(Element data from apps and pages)
%%

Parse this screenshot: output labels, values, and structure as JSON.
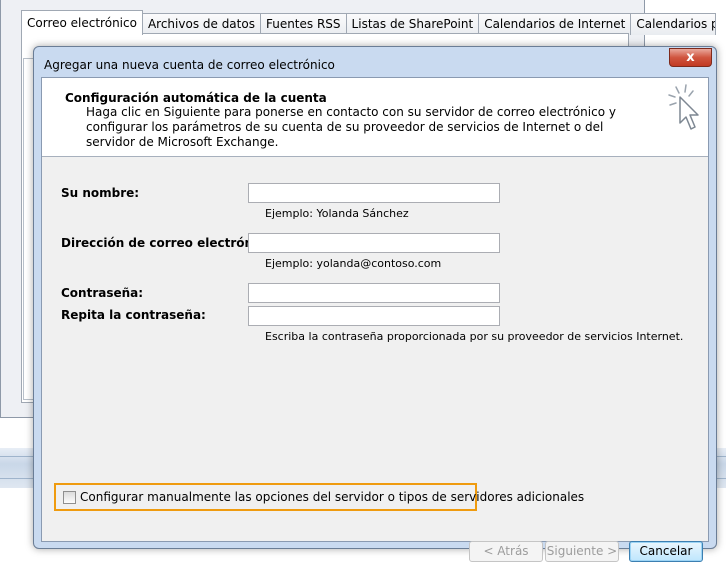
{
  "background_window": {
    "tabs": [
      "Correo electrónico",
      "Archivos de datos",
      "Fuentes RSS",
      "Listas de SharePoint",
      "Calendarios de Internet",
      "Calendarios p"
    ]
  },
  "dialog": {
    "title": "Agregar una nueva cuenta de correo electrónico",
    "close_glyph": "x",
    "banner": {
      "heading": "Configuración automática de la cuenta",
      "description": "Haga clic en Siguiente para ponerse en contacto con su servidor de correo electrónico y configurar los parámetros de su cuenta de su proveedor de servicios de Internet o del servidor de Microsoft Exchange."
    },
    "form": {
      "name_label": "Su nombre:",
      "name_value": "",
      "name_hint": "Ejemplo: Yolanda Sánchez",
      "email_label": "Dirección de correo electrónico:",
      "email_value": "",
      "email_hint": "Ejemplo: yolanda@contoso.com",
      "password_label": "Contraseña:",
      "password_value": "",
      "repeat_label": "Repita la contraseña:",
      "repeat_value": "",
      "password_hint": "Escriba la contraseña proporcionada por su proveedor de servicios Internet."
    },
    "manual_config": {
      "label": "Configurar manualmente las opciones del servidor o tipos de servidores adicionales",
      "checked": false,
      "highlight_color": "#ef9b0f"
    },
    "buttons": {
      "back": "< Atrás",
      "next": "Siguiente >",
      "cancel": "Cancelar"
    }
  }
}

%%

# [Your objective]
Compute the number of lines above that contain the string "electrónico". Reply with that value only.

# [Exercise solution]
4